So, do a thought experiment for me. Imagine you are a married, heterosexual person, and imagine your life up to this point altered in only one way, that instead of being partnered with someone of the opposite sex, you had partnered with someone of the same sex. All of your shared experiences are the same. All of your loving moments are the same. All of your times of joy, hope, even suffering, alike in every way save for one. How, then, would it be sinful if the only variable is that you are sharing these experiences with someone who shares your gender? How would you be violating what Jesus calls the greatest commandment: that we are to love God and neighbor?
Questions like these should give us great pause. Once upon a time they forced me to stop and reflect. And when I did, I could no longer stand justified in front of my God and my neighbor in telling any two consenting adults that they couldn’t share their lives together in the same way I was sharing my life with my lovely wife. So, I repented — that is, I changed my mind — and I started practicing how to love my LGBTQ family in the same way Christ Jesus loves them, beginning by openly welcoming them into the blessed community that has no dividing lines.
- ^ Slick, “What does the Bible say about homosexuality?” para. 2.
- ^ This quote can be found at https://www.compellingtruth.org/gay-marriage.html.
- ^ These verses include Genesis 19; Leviticus 18:22, 20:13; Romans 1:26–27; 1 Corinthians 6:9–10; 1 Timothy 1:9–10; Jude 1:7.
- ^ Quoted in Hardin, What the Facebook?, 232.
- ^ Hornblower and Spawforth, Oxford Classical Dictionary, 720.
- ^ I’ll note that if Pauline scholar Douglas Campbell is correct, Romans 1:26–27 is (ironically) a portion of the “false teachers’” argument Paul is dead set on rebuking, beginning in Romans 2:1. See Campbell’s The Deliverance of God: An Apocalyptic Rereading of Justification in Paul. Grand Rapids: Eerdmans, 2009.
- ^ Shore, Unfair, 9. I will also note that in Paul Among the People: The Apostle Reinterpreted and Reimagined in His Own Time, Sarah Ruden makes a strong case that whenever Paul discusses “homosexuality,” it is in the context that pederasty was running rampant in the Greco-Roman world.

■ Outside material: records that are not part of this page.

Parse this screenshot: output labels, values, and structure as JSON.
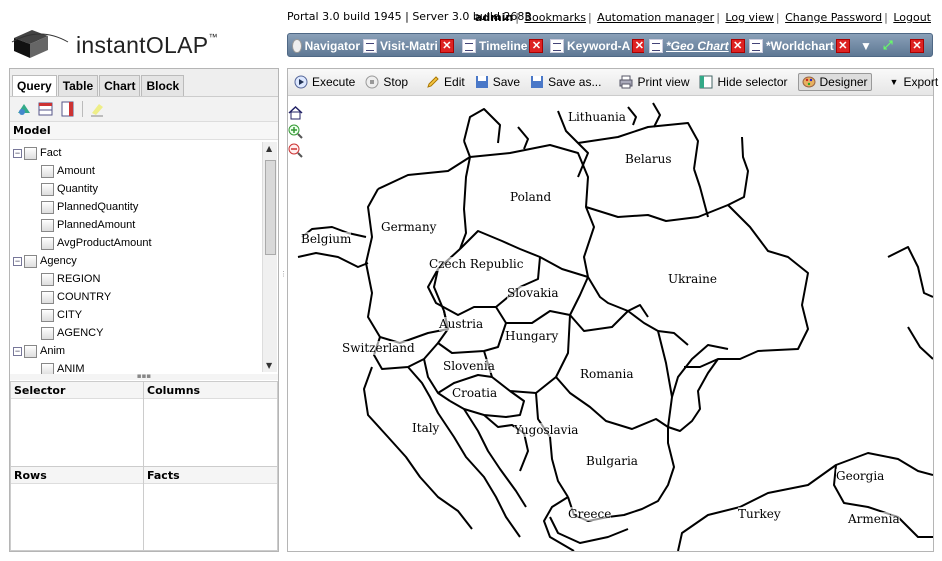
{
  "app": {
    "logo_text": "instantOLAP",
    "logo_tm": "™"
  },
  "header": {
    "build_info": "Portal 3.0 build 1945 | Server 3.0 build 2683",
    "user": "admin",
    "links": [
      "Bookmarks",
      "Automation manager",
      "Log view",
      "Change Password",
      "Logout"
    ]
  },
  "tabs": [
    {
      "label": "Navigator",
      "closable": false,
      "active": false
    },
    {
      "label": "Visit-Matri",
      "closable": true,
      "active": false
    },
    {
      "label": "Timeline",
      "closable": true,
      "active": false
    },
    {
      "label": "Keyword-A",
      "closable": true,
      "active": false
    },
    {
      "label": "*Geo Chart",
      "closable": true,
      "active": true
    },
    {
      "label": "*Worldchart",
      "closable": true,
      "active": false
    }
  ],
  "left_tabs": [
    "Query",
    "Table",
    "Chart",
    "Block"
  ],
  "model": {
    "title": "Model",
    "tree": [
      {
        "label": "Fact",
        "level": 0,
        "expandable": true
      },
      {
        "label": "Amount",
        "level": 1
      },
      {
        "label": "Quantity",
        "level": 1
      },
      {
        "label": "PlannedQuantity",
        "level": 1
      },
      {
        "label": "PlannedAmount",
        "level": 1
      },
      {
        "label": "AvgProductAmount",
        "level": 1
      },
      {
        "label": "Agency",
        "level": 0,
        "expandable": true
      },
      {
        "label": "REGION",
        "level": 1
      },
      {
        "label": "COUNTRY",
        "level": 1
      },
      {
        "label": "CITY",
        "level": 1
      },
      {
        "label": "AGENCY",
        "level": 1
      },
      {
        "label": "Anim",
        "level": 0,
        "expandable": true
      },
      {
        "label": "ANIM",
        "level": 1
      }
    ]
  },
  "zones": {
    "selector": "Selector",
    "columns": "Columns",
    "rows": "Rows",
    "facts": "Facts"
  },
  "toolbar": {
    "execute": "Execute",
    "stop": "Stop",
    "edit": "Edit",
    "save": "Save",
    "save_as": "Save as...",
    "print": "Print view",
    "hide_selector": "Hide selector",
    "designer": "Designer",
    "export": "Export"
  },
  "map": {
    "countries": [
      "Lithuania",
      "Belarus",
      "Poland",
      "Germany",
      "Belgium",
      "Czech Republic",
      "Slovakia",
      "Ukraine",
      "Austria",
      "Hungary",
      "Switzerland",
      "Slovenia",
      "Romania",
      "Croatia",
      "Italy",
      "Yugoslavia",
      "Bulgaria",
      "Georgia",
      "Greece",
      "Turkey",
      "Armenia"
    ]
  },
  "colors": {
    "tab_bar": "#6b84a0",
    "close": "#dd2222"
  }
}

- ^ I should note that the dividing line the Church has historically created over this issue has in fact led to mortal violence against the LGBTQ community being justified and even carried out by Christians. Take, for example, the 1999 murder of Gary Matson and Winfield Scott Mowder by the fundamentalist Williams brothers. Or, one year later, self-proclaimed “Christian soldier” Ronald Gay’s slaying of Danny Overstreet in Roanoke, Virginia.
- ^ This claim will no doubt be disputed. So, for a detailed look at how I read Paul’s letters, see the following: Galatians by J. Louis Martyn, and The Deliverance of God: An Apocalyptic Rereading of Justification in Paul by Douglas Campbell.
Image by Dan Wilkinson using photos from Pixabay.
About Matthew Distefano
Matthew Distefano is the author of All Set Free: How God is Revealed in Jesus and Why That is Really Good News, From the Blood of Abel: Humanity’s Root Causes of Violence and the Bible’s Theological-Anthropological Solution and the newly-released A Journey with Two Mystics: Conversations between a Girardian and a Wattsian. He is also a Regular Contributor for The Raven ReView and ProgressiveChristianity.org. You can find him on his website, Facebook, and Twitter.